Reims may be one of France’s best kept city secrets. Long overshadowed by neighbouring Paris, Reims is a secret haven of cultural, artistic and historical attractions and her beauty is emphasised by magnificent grand buildings and fragrant tree-lined streets.
Tourism is big business in this striking city and its inhabitants are proud to showcase its long and rich diverse history. Old meets new here; Reims’ ancient monuments stand proud next to elegant and modern buildings, blending the two to create a wonderfully cultured atmosphere.
The number one attraction in Reims is the Cathédrale Notre Dame. A tour around this grand building equals a tour through France’s long history. The cathedral started construction in 1211 and was essentially finished a century later. It stands on the site of 5th century churches, making it an important religious site for the city. This impressive Gothic cathedral was the location where Charles VII was coroneted with Joan of Arc standing by his side in 1429. As you walk down the centre you can almost imagine walking in the footsteps of royalty and historical heroes.
The Basilique St-Rémi is another tourist hotspot that draws visitors to it like a moth to a flame. An important UNESCO World Heritage Site, this stunning Benedictine abbey was the place where King Clovis and 3000 soldiers were baptized by Bishop Remigius. The facade of the building still manages to take your breath away despite the fact that its Romanesque styling has been mostly worn away. Its early Gothic design is clearly evident and the two styles showcase its extensive and powerful history.

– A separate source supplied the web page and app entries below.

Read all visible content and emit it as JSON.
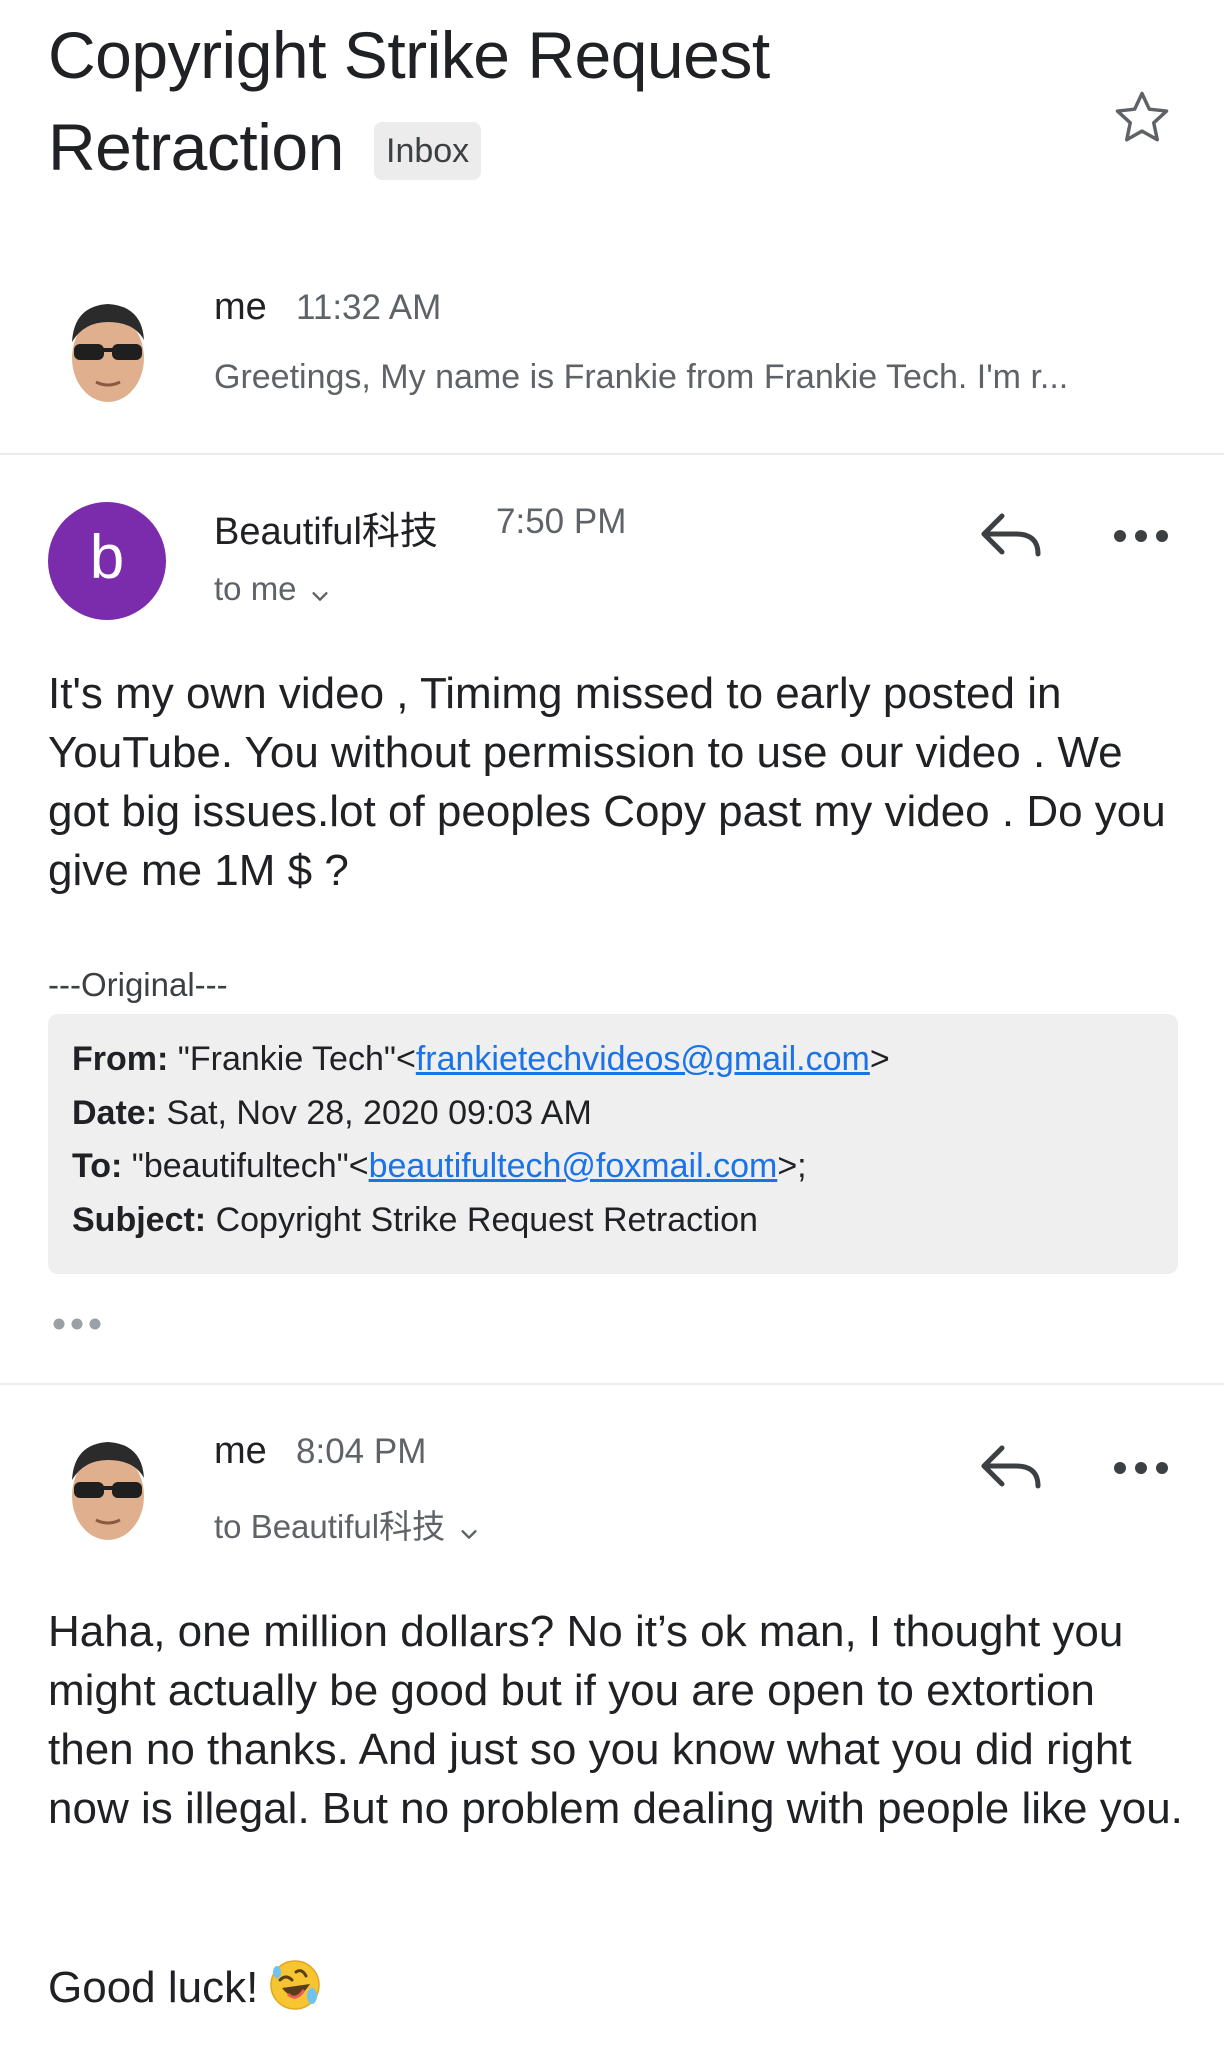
{
  "thread": {
    "subject_line1": "Copyright Strike Request",
    "subject_line2": "Retraction",
    "label": "Inbox"
  },
  "messages": [
    {
      "sender": "me",
      "time": "11:32 AM",
      "snippet": "Greetings, My name is Frankie from Frankie Tech. I'm r...",
      "collapsed": true
    },
    {
      "sender": "Beautiful科技",
      "avatar_letter": "b",
      "avatar_color": "#7b2cad",
      "time": "7:50 PM",
      "recipients": "to me",
      "body": "It's my own video , Timimg missed to early posted in YouTube. You without permission to use our video . We got big issues.lot of peoples Copy past my video . Do you give me 1M $ ?",
      "original_header": "---Original---",
      "quoted": {
        "from_label": "From:",
        "from_name": "\"Frankie Tech\"<",
        "from_email": "frankietechvideos@gmail.com",
        "from_tail": ">",
        "date_label": "Date:",
        "date_value": "Sat, Nov 28, 2020 09:03 AM",
        "to_label": "To:",
        "to_name": "\"beautifultech\"<",
        "to_email": "beautifultech@foxmail.com",
        "to_tail": ">;",
        "subject_label": "Subject:",
        "subject_value": "Copyright Strike Request Retraction"
      }
    },
    {
      "sender": "me",
      "time": "8:04 PM",
      "recipients": "to Beautiful科技",
      "body": "Haha, one million dollars? No it’s ok man, I thought you might actually be good but if you are open to extortion then no thanks. And just so you know what you did right now is illegal. But no problem dealing with people like you.",
      "signoff": "Good luck!",
      "emoji": "rolling-on-floor-laughing"
    }
  ],
  "colors": {
    "link": "#1a73e8",
    "secondary_text": "#5f6368",
    "quote_bg": "#efefef"
  }
}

If you are interested in more modern history, then one of the things to do is pay the Musée de la Reddition a visit. Found in the northwest of the city, this was the location where Nazi Germany officially surrendered in May 1945. The old maps are on display for all to see and there is an interesting film in English, French and German which tells of the history of the war and its end.
For something different and a little more light on the heart, a visit to one of the region’s champagne caves should not be missed out upon. The French are famous for their champagne and several of the producers offer tours with a fabulous tasting session at the end for all to enjoy. The three most popular places are Mumm, Pommery and Taittinger.
Reims is very proud of its gastronomical heritage and although champagne may be what it’s known for outside France, it has a long history of producing gingerbread. There is no place on earth that makes gingerbread the way Reims’ traditional chefs makes it. However, if you are not a fan of gingerbread, the restaurants here offer a range of traditional French cuisine to make your tastebuds quiver in anticipation.
The accommodation in Reims is utterly charming and delightful. Many of the hotels, guesthouses and B&Bs have won national and international awards for the services and the prices here are much more reasonable than other cities in northern France.
Reims is a city that will leave you fascinated and in awe. It welcomes you with open arms and will never let you go, making a destination that never leaves your heart.